Your instructions
Scan the records below and copy every line that contains the string "accent".

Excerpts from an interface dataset
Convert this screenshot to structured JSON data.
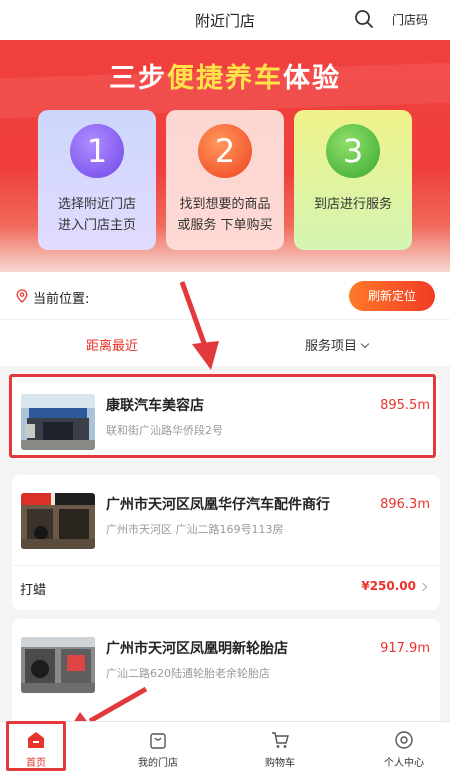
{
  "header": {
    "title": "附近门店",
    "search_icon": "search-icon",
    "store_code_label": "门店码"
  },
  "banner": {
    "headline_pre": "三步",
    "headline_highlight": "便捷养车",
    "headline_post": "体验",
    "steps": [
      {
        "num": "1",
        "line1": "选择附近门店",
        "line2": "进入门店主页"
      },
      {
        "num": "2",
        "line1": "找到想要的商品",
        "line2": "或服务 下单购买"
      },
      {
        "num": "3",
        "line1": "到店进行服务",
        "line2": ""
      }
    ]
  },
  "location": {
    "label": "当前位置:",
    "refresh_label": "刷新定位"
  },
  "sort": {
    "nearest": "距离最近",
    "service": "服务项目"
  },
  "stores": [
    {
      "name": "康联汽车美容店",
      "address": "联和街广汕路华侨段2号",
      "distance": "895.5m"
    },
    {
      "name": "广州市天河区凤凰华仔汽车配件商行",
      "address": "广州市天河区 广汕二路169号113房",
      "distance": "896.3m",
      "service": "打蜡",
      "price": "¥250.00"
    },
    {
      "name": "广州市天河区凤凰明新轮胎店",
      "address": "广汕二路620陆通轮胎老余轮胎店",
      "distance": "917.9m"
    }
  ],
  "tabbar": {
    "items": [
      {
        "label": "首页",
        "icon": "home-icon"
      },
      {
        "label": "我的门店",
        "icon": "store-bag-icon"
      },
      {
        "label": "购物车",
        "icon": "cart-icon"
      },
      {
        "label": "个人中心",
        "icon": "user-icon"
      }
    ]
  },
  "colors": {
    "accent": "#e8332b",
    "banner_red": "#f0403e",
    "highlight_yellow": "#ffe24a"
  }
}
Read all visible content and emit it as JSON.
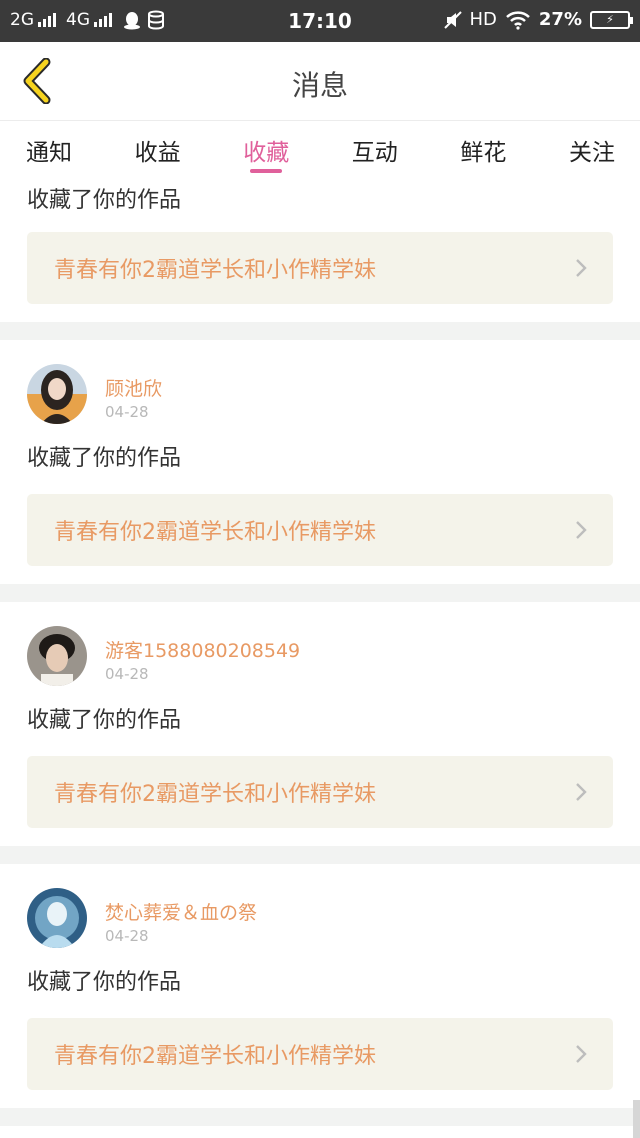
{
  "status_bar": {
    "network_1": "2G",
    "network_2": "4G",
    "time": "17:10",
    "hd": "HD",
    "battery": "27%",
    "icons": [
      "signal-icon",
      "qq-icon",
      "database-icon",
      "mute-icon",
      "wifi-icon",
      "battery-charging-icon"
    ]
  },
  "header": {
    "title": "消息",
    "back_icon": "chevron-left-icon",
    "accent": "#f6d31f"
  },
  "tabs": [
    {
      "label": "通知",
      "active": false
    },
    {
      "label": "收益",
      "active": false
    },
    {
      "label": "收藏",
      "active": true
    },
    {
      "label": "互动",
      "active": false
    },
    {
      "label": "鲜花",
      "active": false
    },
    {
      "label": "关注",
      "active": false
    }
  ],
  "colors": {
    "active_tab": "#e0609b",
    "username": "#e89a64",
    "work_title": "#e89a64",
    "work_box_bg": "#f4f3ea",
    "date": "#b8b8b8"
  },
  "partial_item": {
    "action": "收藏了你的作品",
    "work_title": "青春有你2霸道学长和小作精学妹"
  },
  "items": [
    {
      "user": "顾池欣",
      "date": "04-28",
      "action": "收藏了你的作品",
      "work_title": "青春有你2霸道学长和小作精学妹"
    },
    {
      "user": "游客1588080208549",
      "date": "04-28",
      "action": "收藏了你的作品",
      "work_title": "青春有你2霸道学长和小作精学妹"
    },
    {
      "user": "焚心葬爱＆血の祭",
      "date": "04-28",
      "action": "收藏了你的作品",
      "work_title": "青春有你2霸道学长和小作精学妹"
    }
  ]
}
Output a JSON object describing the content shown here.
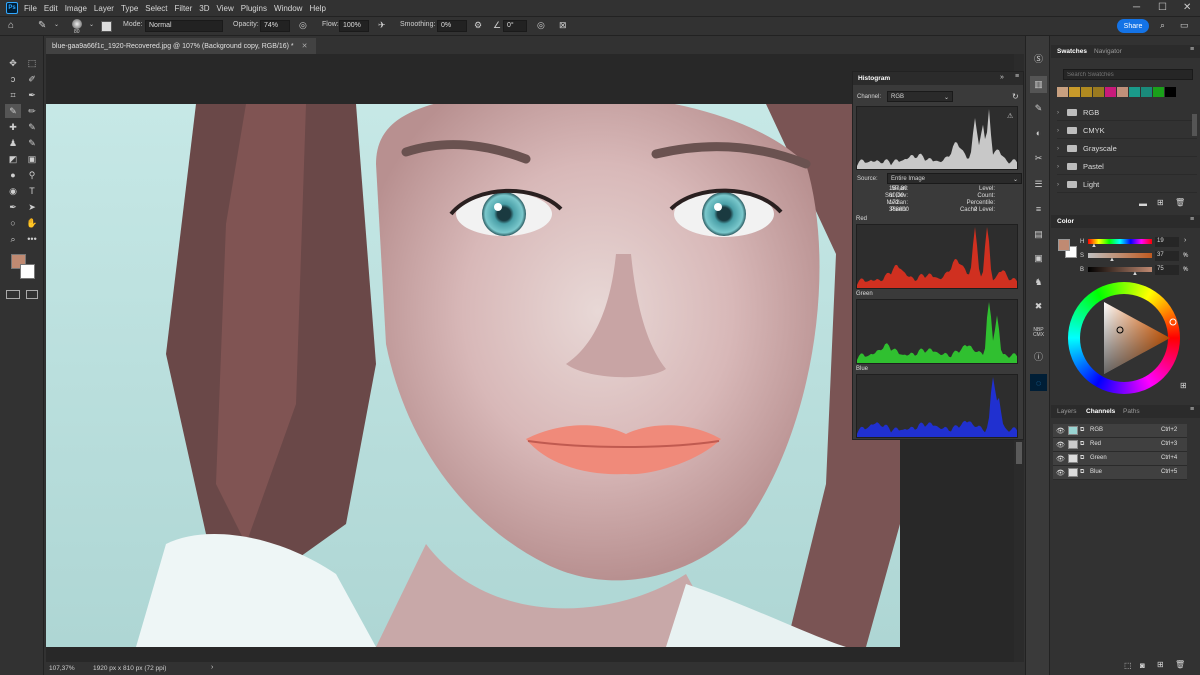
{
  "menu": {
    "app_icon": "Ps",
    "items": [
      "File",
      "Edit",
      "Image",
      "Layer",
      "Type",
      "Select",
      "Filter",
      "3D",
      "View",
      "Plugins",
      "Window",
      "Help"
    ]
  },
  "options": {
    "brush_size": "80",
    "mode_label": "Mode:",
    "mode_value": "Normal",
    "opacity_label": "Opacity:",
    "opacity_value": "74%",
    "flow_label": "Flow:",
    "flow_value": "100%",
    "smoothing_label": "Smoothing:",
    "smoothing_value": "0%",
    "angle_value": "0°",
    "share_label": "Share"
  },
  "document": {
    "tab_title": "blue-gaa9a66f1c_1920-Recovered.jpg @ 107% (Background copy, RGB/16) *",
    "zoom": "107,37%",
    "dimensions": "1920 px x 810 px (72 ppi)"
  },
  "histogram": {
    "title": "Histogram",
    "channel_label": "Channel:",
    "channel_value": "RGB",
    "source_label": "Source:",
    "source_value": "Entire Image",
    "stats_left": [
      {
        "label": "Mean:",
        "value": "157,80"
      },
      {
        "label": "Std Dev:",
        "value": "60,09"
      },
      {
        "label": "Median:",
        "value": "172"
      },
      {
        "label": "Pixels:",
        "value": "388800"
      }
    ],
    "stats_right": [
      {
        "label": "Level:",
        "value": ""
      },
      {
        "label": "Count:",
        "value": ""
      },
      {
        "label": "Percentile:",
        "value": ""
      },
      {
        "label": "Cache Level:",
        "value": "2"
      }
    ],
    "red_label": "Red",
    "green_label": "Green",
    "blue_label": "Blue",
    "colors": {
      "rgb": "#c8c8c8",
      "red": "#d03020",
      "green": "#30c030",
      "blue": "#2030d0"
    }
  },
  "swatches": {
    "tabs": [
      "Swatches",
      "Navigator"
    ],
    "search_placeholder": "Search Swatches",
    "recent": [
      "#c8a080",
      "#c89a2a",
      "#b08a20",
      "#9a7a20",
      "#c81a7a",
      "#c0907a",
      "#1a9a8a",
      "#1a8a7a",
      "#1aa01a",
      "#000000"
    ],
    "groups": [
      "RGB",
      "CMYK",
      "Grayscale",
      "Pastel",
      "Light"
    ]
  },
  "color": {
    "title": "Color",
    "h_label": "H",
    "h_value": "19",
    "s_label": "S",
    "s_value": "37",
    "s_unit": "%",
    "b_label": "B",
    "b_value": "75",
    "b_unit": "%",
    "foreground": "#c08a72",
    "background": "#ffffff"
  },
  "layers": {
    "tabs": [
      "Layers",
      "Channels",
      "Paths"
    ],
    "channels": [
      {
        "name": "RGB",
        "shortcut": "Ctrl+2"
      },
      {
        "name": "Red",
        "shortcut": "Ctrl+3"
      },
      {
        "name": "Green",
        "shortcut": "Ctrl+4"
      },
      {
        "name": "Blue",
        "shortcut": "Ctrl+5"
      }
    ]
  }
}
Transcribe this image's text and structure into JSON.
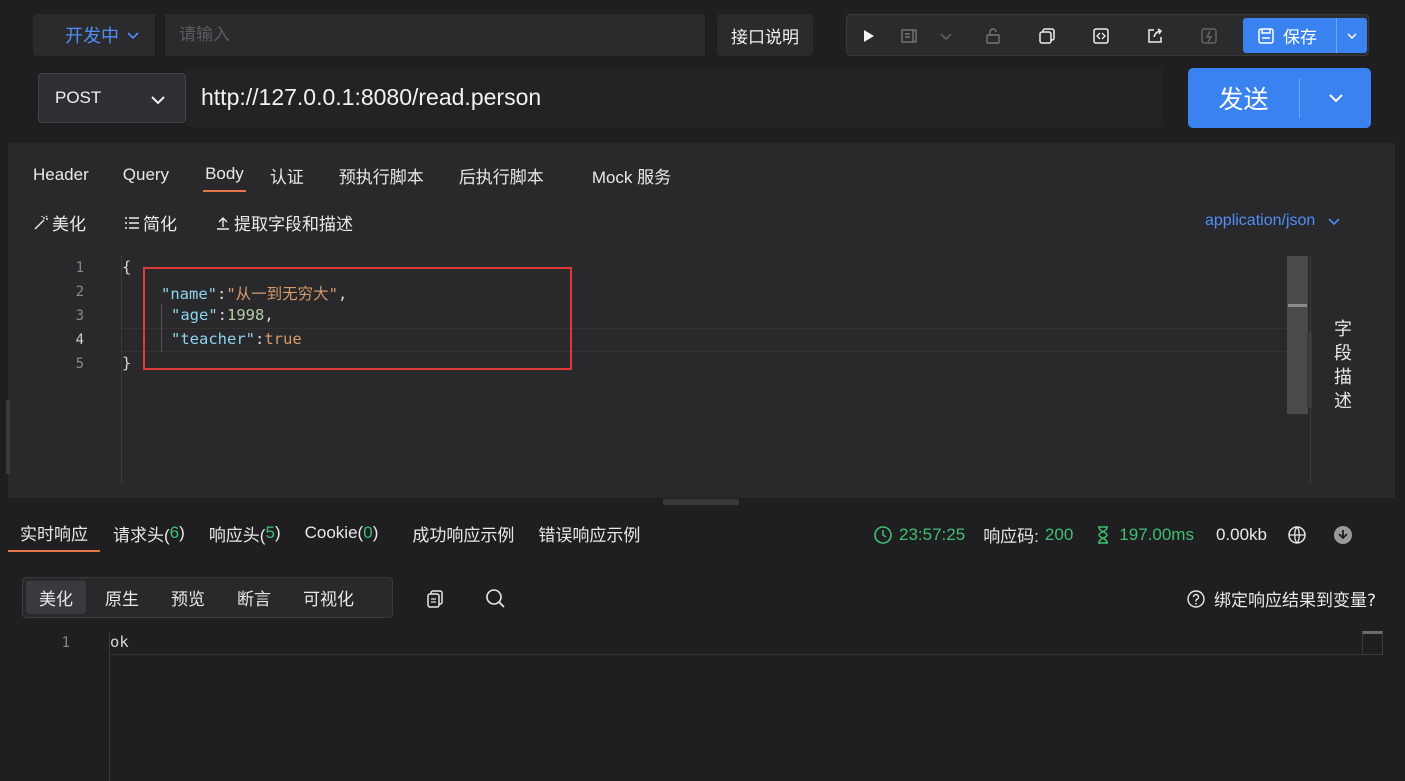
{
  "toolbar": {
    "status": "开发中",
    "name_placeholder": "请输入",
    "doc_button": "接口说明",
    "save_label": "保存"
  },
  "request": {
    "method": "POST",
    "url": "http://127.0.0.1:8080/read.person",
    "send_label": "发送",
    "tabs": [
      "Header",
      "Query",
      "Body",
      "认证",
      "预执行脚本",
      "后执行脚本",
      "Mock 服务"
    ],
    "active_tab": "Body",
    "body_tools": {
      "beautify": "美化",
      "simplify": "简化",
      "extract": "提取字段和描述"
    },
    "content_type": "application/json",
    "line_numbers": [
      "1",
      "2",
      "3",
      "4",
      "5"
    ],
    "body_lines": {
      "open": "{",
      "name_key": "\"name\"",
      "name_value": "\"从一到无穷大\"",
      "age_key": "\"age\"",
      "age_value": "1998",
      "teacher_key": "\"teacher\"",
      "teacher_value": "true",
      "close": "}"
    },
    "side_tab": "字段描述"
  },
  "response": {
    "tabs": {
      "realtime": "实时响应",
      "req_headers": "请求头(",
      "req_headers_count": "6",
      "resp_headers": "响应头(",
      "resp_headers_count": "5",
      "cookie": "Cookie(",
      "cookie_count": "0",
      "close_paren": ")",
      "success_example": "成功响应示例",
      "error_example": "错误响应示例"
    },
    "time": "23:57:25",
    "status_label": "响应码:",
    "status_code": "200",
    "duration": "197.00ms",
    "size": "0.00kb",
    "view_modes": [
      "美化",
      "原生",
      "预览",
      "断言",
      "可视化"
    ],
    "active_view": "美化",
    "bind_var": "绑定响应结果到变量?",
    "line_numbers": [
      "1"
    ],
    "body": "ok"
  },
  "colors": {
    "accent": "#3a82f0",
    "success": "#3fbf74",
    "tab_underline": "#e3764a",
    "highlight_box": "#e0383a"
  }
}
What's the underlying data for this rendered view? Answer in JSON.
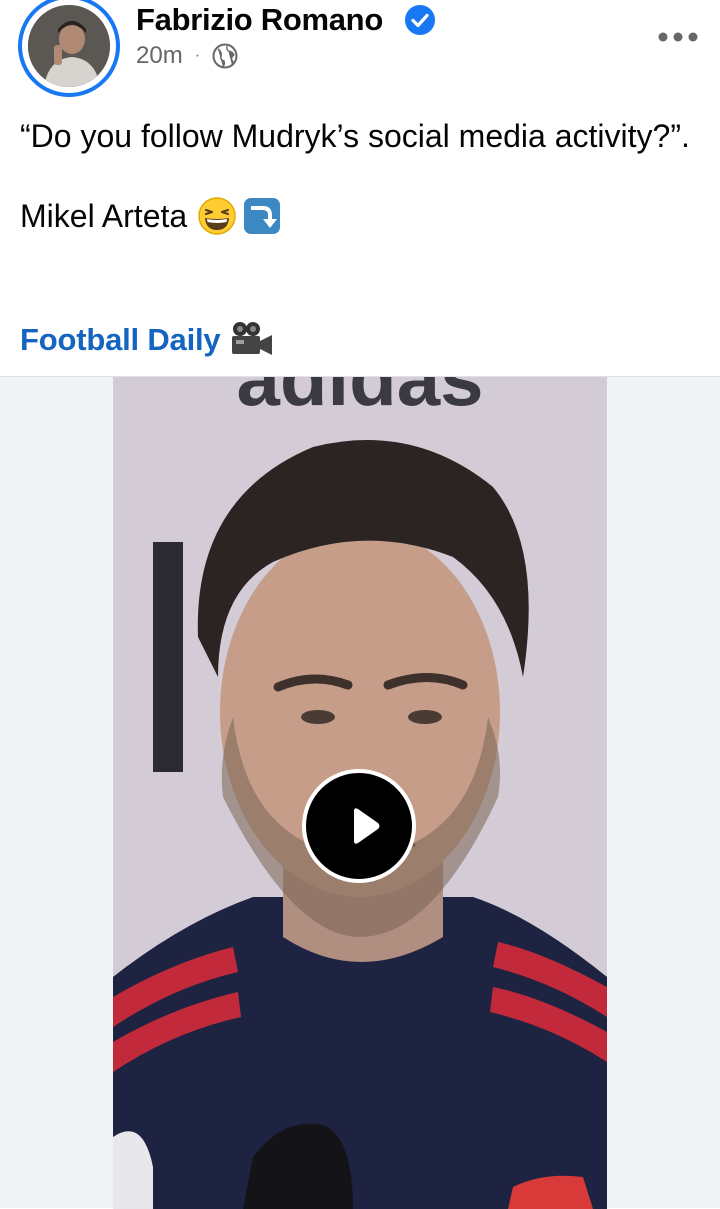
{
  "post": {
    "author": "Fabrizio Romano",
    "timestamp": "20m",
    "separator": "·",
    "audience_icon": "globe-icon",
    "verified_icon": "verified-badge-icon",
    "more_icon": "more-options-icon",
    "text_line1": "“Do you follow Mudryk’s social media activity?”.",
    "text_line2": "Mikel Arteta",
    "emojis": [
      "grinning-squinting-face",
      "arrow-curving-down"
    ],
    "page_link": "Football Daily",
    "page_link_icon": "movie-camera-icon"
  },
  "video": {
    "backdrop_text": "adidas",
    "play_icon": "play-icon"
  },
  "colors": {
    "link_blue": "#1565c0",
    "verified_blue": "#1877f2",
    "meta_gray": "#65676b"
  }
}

Completed exercise
    "accent": "#e8332b",
    "accent": "#f6d31f"
    "accent": "#3a82f0",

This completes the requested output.